[8.4] At any specific time, call for a hair follicle test or any other substance-related test from the respondent at the parenting coordinator’s discretion in order to ensure that no substance use by the respondent interferes with his ability to appropriately care for the minor child. Should the respondent engage in substance use that may impair his ability to effectively care for the minor child, the parenting coordinator may amend the respondent’s contact rights (including but not limited to supervised contact) if deemed necessary to protect the minor child’s best interests;
[8.5] Call for a re-investigation of this matter if the parenting coordinator believes that the minor child’s best interests are not being served in any way that the parenting coordinator will determine;
[8.6] Assess the applicable period within which the respondent’s contact with the minor child is to be reassessed.
 Any of the parties would be entitled to challenge the determinations of the parenting coordinator in a competent court of law.
 The respondent is directed to pay the costs of the application.
JUDGE OF THE HIGH COURT
DATE OF HEARING : 09 November 2021
DATE OF JUDGMENT : 15 November 2021
APPLICANT’S COUNSEL : Adv. JC Borman
APPLICANT’S ATTORNEYS : SKV Attorneys Inc.
RESPONDENT’S COUNSEL : Adv. L De Wet
RESPONDENT’S ATTORNEYS : Barter McKellar Attorneys
 38 of 2005
East Rock Trading 7 (Pty) Ltd and Another v Eagle Valley Granite (Pty) Ltd and Others  ZAGPJHC 196 (23 September 2011) paras 6 and 7
 Mogalakwena Local Municipality v The Provincial Executive Council, Limpopo and Others (2014) JOL 32103 (GP) at paras 63-64
 (13973/2020) ZAWCH 27 (18 February 2021) at para 
 2002 (2) SA 303 (SCA) para 
  1 All SA 571 (SCA) at para 10
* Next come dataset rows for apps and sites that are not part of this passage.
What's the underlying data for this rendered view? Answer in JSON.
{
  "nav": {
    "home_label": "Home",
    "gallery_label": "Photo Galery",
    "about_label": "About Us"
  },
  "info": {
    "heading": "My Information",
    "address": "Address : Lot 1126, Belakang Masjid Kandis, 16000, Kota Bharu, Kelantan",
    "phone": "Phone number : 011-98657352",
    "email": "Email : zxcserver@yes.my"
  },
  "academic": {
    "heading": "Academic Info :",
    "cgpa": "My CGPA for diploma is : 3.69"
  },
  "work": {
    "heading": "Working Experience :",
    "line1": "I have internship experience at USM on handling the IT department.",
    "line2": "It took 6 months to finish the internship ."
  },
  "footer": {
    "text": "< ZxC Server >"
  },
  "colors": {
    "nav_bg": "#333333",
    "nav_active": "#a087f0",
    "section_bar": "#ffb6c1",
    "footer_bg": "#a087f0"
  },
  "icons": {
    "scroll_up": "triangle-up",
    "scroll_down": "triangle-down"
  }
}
 MK v MC (15986/2016)  ZAGPJHC 4 (22 January 2018) at para 
 S7(1)(k) of the AcA does share a bond, t
 F v F supra para 10-11
 DJB v MB
 F v F supra para 
 F v F supra at para